The current OPEC+ agreement on oil output, according to Saudi Arabia’s energy minister Prince Abdulaziz bin Salman, will remain in place through the end of the year, he added, adding that he is still wary of projections for Chinese demand.
According to the minister, the oil group cannot increase output based solely on early signals, according to an interview with Energy Aspects.
Organization of Petroleum Exporting Countries (OPEC+), which consists of allies like Russia and OPEC members, decided to reduce oil production targets by 2 million barrels per day (bpd) through the end of 2023.
“We made an agreement in October, and it will stand for the remainder of the year. Period,” he said.
As a result of China relaxing COVID restrictions, OPEC increased its projection for the growth of the world’s oil demand in 2023 this week, but Prince Abdulaziz argued that more assurances were required.
“No matter what trends you are looking at, if you follow the cautious approach not only would you see the beginning of a positive trend to emerge but you need to make sure that these positive signals of this market can be sustained,” he said.
“Demand will increase as China’s economy opens up, but since we have all experienced cycles of openings and lockdowns, what guarantees can the rest of the world have that what we have all experienced, every country included, will not be repeated?”
Prince Abdulaziz added that it was still unclear how long the world’s monetary and fiscal tightening would last.
“The jury is still out on how much more inflation may come and how the central bankers will react to it given their mandate,” he said.

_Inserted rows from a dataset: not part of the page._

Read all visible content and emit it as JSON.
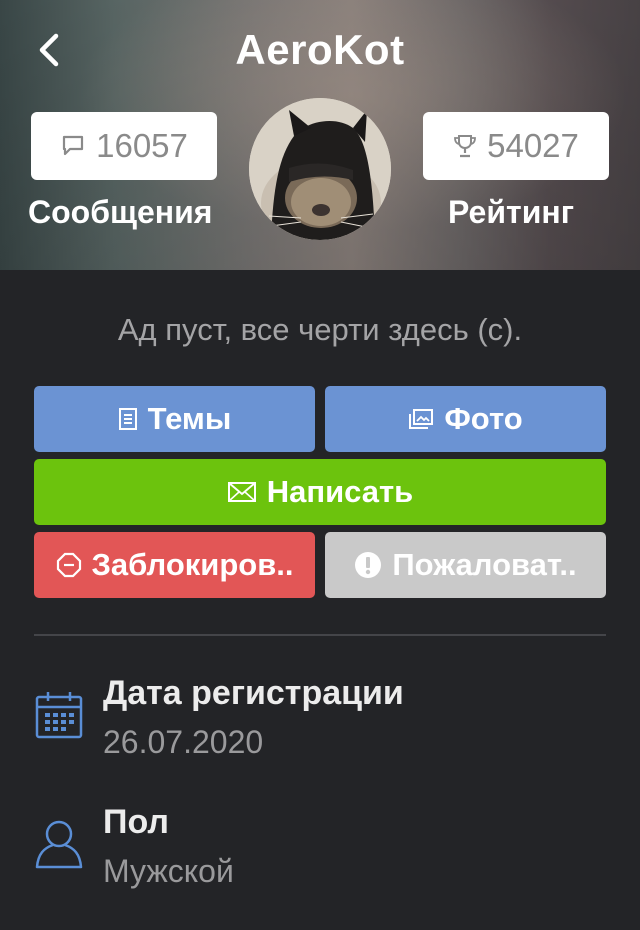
{
  "profile": {
    "username": "AeroKot",
    "messages_count": "16057",
    "messages_label": "Сообщения",
    "rating_count": "54027",
    "rating_label": "Рейтинг",
    "status_text": "Ад пуст, все черти здесь (с)."
  },
  "actions": {
    "topics_label": "Темы",
    "photos_label": "Фото",
    "write_label": "Написать",
    "block_label": "Заблокиров..",
    "report_label": "Пожаловат.."
  },
  "info": {
    "registration_label": "Дата регистрации",
    "registration_value": "26.07.2020",
    "gender_label": "Пол",
    "gender_value": "Мужской"
  },
  "colors": {
    "background": "#232427",
    "button_blue": "#6b93d3",
    "button_green": "#6cc30d",
    "button_red": "#e25656",
    "button_gray": "#c9c9c9",
    "info_icon": "#5a8ed6"
  },
  "icons": [
    "back-arrow-icon",
    "comment-icon",
    "trophy-icon",
    "document-icon",
    "image-icon",
    "envelope-icon",
    "stop-icon",
    "exclamation-icon",
    "calendar-icon",
    "user-icon"
  ]
}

The prince blamed the Paris-based International Energy Agency (IEA) and its initial predictions for a 3 million barrel per day (bpd) fall in Russian production for the U.S. strategic petroleum reserve (last year’s SPR) releases.
“That is a decision that is not mine, I respect the decision,” he said, referring to the In order to lower oil prices that had risen as a result of Russia’s invasion of Ukraine, the U.S. administration sold oil from its reserves last year.
“Because of the screams and frights they had created about how much production Russia would lose, the IEA was to blame.”